Bryon Bahr has been hired as the Rainier School District’s next superintendent.
“I’m very excited,” said Bahr, 55, who has served as principal of Rainier Middle School and Rainier High School for five years. “We can just continue the work that we have been doing.”
Bahr was selected unanimously by the Rainier School Board to replace Tim Garchow, who is leaving at the beginning of August to become executive director for the Washington State School Directors’ Association.
The Rainier School District has three schools, and serves about 850 students. Garchow has reassigned assistant principal John Beckman to the position of Middle/High School principal.
“Mr. Beckman has served us well over the past few years and he is now ready to lead our middle (and) high schools as their principal,” Garchow wrote in an email to the district’s teachers and staff. “As with Mr. Bahr, I have complete confidence that he will continue serving our students and staff with the high level of support and transparency that we have all come to expect from our administrators.”
Bahr grew up in Parkland and has a bachelor’s degree in history from Pacific Lutheran University and a master’s degree in education leadership from City University. He is getting his superintendent credentials from Washington State University.
Before working in Rainier, Bahr was assistant principal at Henry Foss High School in Tacoma for six years.
His wife Krestin is superintendent of the nearby Eatonville School District in Pierce County.
“She gives me lots of advice,” Bahr said. “She’s probably my biggest fan and my biggest critic — in a positive way.
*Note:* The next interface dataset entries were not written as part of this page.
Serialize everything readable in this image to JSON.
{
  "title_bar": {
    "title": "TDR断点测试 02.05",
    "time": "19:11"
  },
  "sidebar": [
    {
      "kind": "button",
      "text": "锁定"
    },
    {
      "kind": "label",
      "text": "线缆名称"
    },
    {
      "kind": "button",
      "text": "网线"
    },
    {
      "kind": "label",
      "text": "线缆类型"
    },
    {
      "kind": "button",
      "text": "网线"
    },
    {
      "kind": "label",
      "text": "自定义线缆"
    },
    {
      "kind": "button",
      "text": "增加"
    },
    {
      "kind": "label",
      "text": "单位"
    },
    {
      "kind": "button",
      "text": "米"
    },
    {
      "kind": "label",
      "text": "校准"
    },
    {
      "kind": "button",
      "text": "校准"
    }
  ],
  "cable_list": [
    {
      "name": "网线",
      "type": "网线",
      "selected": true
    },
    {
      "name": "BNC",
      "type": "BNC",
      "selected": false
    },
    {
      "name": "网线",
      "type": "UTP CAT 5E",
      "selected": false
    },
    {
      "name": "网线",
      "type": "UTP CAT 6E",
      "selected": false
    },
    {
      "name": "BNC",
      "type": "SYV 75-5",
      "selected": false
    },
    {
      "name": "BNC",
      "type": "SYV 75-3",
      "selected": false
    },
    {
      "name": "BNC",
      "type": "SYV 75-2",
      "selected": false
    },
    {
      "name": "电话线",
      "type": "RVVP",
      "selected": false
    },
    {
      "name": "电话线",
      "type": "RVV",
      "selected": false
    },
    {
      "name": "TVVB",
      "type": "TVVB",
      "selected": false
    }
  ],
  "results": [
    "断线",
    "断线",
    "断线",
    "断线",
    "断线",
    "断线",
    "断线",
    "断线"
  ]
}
She’s very supportive of me doing this.”
Bahr said he’s already had a chance to collaborate with his wife on some combined projects between the two rural districts.
“Our teachers meet with their teachers, and we talk about professional development with them,” he said. “We’re also looking at a couple of other options.”
He said he’s happy that he gets to stay in the Rainier School District.
“The community and the staff are so supportive of one another,” Bahr said. “It’s just a great place to work. … It’s a small rural community that cares about their kids. It’s very nice.”